Among paddlers there is a purists’ argument going something like this: "The Arctic cultures who perfected the art of kayaking fitted their boats with neither rudder nor skeg. They relied on artful paddling technique and kayak shapes that track well on their own." It’s a powerful point. Your first defense against “weathercocking" and other steering problems in wind and waves should be a good kayak design and good paddling skills.
However, paddlers who are just beginning, paddlers who race, those who paddle long distances, or those operating in rough water often benefit from a tracking aid.
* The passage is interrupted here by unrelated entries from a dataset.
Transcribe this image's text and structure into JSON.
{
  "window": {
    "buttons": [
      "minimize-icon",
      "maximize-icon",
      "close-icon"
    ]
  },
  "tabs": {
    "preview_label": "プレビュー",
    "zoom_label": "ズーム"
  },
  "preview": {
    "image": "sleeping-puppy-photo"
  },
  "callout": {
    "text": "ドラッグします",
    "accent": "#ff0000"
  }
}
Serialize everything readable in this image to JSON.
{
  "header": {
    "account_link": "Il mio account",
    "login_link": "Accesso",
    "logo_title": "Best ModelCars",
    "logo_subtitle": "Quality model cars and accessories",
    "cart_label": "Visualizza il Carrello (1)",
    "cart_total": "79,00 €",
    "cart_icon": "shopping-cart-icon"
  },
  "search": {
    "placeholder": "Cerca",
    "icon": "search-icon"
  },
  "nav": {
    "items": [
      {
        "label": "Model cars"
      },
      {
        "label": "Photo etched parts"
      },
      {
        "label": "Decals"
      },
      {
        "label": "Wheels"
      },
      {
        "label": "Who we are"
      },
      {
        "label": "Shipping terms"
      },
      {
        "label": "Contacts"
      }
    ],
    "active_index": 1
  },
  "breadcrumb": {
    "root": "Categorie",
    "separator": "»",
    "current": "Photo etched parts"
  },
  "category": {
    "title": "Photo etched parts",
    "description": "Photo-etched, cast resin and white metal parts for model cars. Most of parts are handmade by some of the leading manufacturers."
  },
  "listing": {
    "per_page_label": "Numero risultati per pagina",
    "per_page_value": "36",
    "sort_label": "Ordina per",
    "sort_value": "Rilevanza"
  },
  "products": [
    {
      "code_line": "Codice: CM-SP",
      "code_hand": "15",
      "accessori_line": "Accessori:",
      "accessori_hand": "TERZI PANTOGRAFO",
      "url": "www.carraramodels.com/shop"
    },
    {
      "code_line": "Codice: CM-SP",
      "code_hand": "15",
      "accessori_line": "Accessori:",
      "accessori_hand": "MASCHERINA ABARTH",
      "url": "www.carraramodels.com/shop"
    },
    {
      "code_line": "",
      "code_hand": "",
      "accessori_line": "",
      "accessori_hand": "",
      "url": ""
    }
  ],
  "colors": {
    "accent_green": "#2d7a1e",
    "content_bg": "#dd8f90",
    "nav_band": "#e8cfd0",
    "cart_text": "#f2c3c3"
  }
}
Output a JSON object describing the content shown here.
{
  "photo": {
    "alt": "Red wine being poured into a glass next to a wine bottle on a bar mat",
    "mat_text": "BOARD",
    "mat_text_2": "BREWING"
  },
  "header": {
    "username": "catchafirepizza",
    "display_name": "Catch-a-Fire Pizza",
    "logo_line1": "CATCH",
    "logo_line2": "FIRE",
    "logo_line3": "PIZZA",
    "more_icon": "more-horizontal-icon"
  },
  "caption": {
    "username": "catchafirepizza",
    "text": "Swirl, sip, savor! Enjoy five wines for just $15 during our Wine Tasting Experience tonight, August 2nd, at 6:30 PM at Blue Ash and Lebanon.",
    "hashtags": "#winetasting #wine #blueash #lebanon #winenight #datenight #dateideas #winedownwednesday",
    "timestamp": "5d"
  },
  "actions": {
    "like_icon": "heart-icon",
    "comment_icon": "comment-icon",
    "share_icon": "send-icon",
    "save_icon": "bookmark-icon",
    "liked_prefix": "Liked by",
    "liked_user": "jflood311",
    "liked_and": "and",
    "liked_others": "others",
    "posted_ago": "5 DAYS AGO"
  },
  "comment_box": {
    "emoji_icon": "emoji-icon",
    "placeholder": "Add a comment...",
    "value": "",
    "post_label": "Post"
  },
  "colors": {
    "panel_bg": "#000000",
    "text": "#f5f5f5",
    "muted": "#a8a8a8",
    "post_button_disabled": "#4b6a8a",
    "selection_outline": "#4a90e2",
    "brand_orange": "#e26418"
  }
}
So what are the relative advantages and disadvantages of these three options?
- Good control of weathercocking and steering in wind and waves with little skill.
- Good for racing and long distance paddling.
- Can be pulled out of the water when it's not needed.
- Essential for a sailing kayak.
- Somewhat fragile, for example, if dumped in surf.
- Malfunction can result in less control than no rudder, since a beginning paddler may have neglected to develop sweep/turning stroke skills.
- Push/pull footbraces inhibit boat control by weight shifting and thigh bracing.
- Complicates wet re-entry over stern.
- Simple, few mechanical parts.
- Can be lowered only as far as necessary to tune tracking to conditions
- Solid fixed footbraces for better boat control.
- Frees up stern area for easier rescues compared to rudder.
- Skeg box inhibits storage space.
- Leaking or damaged skeg box is possible, though unlikely.
- Can be in the way of stern re-entry.
- No alteration to the boat; more traditional.
- No mechanical failures or maintenance.
- No added weight.
- It's the cheapest option.
- In conditions where there is severe weathercocking, corrective strokes can be tiresome.